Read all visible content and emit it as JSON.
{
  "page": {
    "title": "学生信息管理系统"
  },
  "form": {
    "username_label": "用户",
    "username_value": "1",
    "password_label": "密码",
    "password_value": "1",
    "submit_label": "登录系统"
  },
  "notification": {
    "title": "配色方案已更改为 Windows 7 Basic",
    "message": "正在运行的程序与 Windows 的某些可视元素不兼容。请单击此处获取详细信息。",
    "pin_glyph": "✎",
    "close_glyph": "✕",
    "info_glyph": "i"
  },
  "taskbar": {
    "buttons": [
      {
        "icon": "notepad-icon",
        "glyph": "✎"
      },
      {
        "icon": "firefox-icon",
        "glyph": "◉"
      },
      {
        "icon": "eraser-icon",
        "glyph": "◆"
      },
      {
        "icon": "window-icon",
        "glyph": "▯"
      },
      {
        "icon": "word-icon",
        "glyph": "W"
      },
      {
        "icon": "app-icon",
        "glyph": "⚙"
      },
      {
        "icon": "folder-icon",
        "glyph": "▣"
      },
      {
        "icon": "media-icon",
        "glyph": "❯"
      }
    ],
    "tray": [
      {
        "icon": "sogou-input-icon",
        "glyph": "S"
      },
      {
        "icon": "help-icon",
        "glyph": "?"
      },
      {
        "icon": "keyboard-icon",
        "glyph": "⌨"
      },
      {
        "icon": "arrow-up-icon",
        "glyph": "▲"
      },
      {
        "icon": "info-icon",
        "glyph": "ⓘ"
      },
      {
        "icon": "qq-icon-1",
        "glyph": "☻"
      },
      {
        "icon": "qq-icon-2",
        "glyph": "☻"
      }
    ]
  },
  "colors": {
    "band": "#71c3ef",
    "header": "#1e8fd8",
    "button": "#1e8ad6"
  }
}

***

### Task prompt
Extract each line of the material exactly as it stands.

### Exercise result
Read all visible content and emit it as JSON.
{
  "page": {
    "title": "学生信息管理系统"
  },
  "form": {
    "username_label": "用户",
    "username_value": "1",
    "password_label": "密码",
    "password_value": "1",
    "submit_label": "登录系统"
  },
  "notification": {
    "title": "配色方案已更改为 Windows 7 Basic",
    "message": "正在运行的程序与 Windows 的某些可视元素不兼容。请单击此处获取详细信息。",
    "pin_glyph": "✎",
    "close_glyph": "✕",
    "info_glyph": "i"
  },
  "taskbar": {
    "buttons": [
      {
        "icon": "notepad-icon",
        "glyph": "✎"
      },
      {
        "icon": "firefox-icon",
        "glyph": "◉"
      },
      {
        "icon": "eraser-icon",
        "glyph": "◆"
      },
      {
        "icon": "window-icon",
        "glyph": "▯"
      },
      {
        "icon": "word-icon",
        "glyph": "W"
      },
      {
        "icon": "app-icon",
        "glyph": "⚙"
      },
      {
        "icon": "folder-icon",
        "glyph": "▣"
      },
      {
        "icon": "media-icon",
        "glyph": "❯"
      }
    ],
    "tray": [
      {
        "icon": "sogou-input-icon",
        "glyph": "S"
      },
      {
        "icon": "help-icon",
        "glyph": "?"
      },
      {
        "icon": "keyboard-icon",
        "glyph": "⌨"
      },
      {
        "icon": "arrow-up-icon",
        "glyph": "▲"
      },
      {
        "icon": "info-icon",
        "glyph": "ⓘ"
      },
      {
        "icon": "qq-icon-1",
        "glyph": "☻"
      },
      {
        "icon": "qq-icon-2",
        "glyph": "☻"
      }
    ]
  },
  "colors": {
    "band": "#71c3ef",
    "header": "#1e8fd8",
    "button": "#1e8ad6"
  }
}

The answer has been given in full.